The name plate on the house of Cornelius Gurl
The name plate on the house of Cornelius Gurl Reuters

A group of experts confirmed on Wednesday that a Matisse painting found in the possession of the reclusive son of a German art dealer linked to Adolf Hitler was "Nazi loot" taken from a Jewish art dealer in Paris, AFP reports.

Matisse's "Seated Woman" was among a treasure trove of art discovered in the Munich apartment of Cornelius Gurlitt, whose father Hildebrand was tasked by the Nazis with selling artwork stolen from Jewish families in the 1930s and 1940s.

The German government had tasked the experts with settling a dispute over ownership between the heirs of Paris-based art dealer Paul Rosenberg and a second party whose identity has not been revealed.

"Even though it could not be documented with absolute certainty how the work came into Hildebrand Gurlitt's possession, the task force has concluded that the work is Nazi loot and was taken from its rightful owner Paul Rosenberg," Ingeborg Bergreen-Merkel, the head of the task force, said in a statement quoted by AFP on Wednesday.

Gurlitt, who died last month at the age of 81, struck an accord with the German government to help track down the rightful owners of his trove of 1,280 artworks.

The statement added that the final decision on what happens to the painting "lies in the hands of the heirs of Cornelius Gurlitt, who, shortly before his death, committed himself to returning looted works in line with the Washington Principles," referring to a 1998 international agreement signed by Germany on returning art stolen by the Nazis.

The experts consulted archives in Germany, France and the United States, according to the statement.

Chris Marinello, the director of Art Recovery International who is representing the Rosenberg family, told AFP the decision came as no surprise "given the strength of the documentation".

"With this acknowledgement, we look forward to a swift and efficient restitution of this looted work to the family after a 73-year wait," he added.

A day after Gurlitt's May 6 death, Switzerland's Museum of Fine Arts in Bern said it had been astonished to learn it was the recipient of Gurlitt's collection, an offer it said it was assessing.

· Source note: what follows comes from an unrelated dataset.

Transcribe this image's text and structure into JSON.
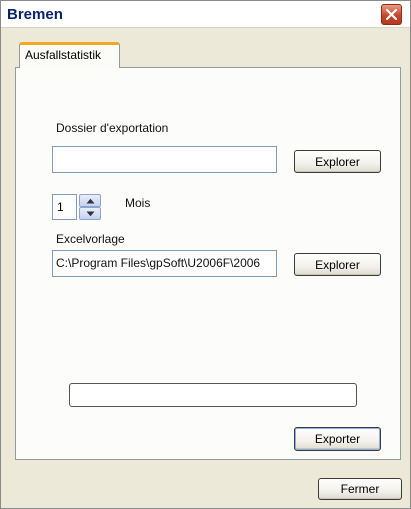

A court later said that Gurlitt had left two wills that "complement each other."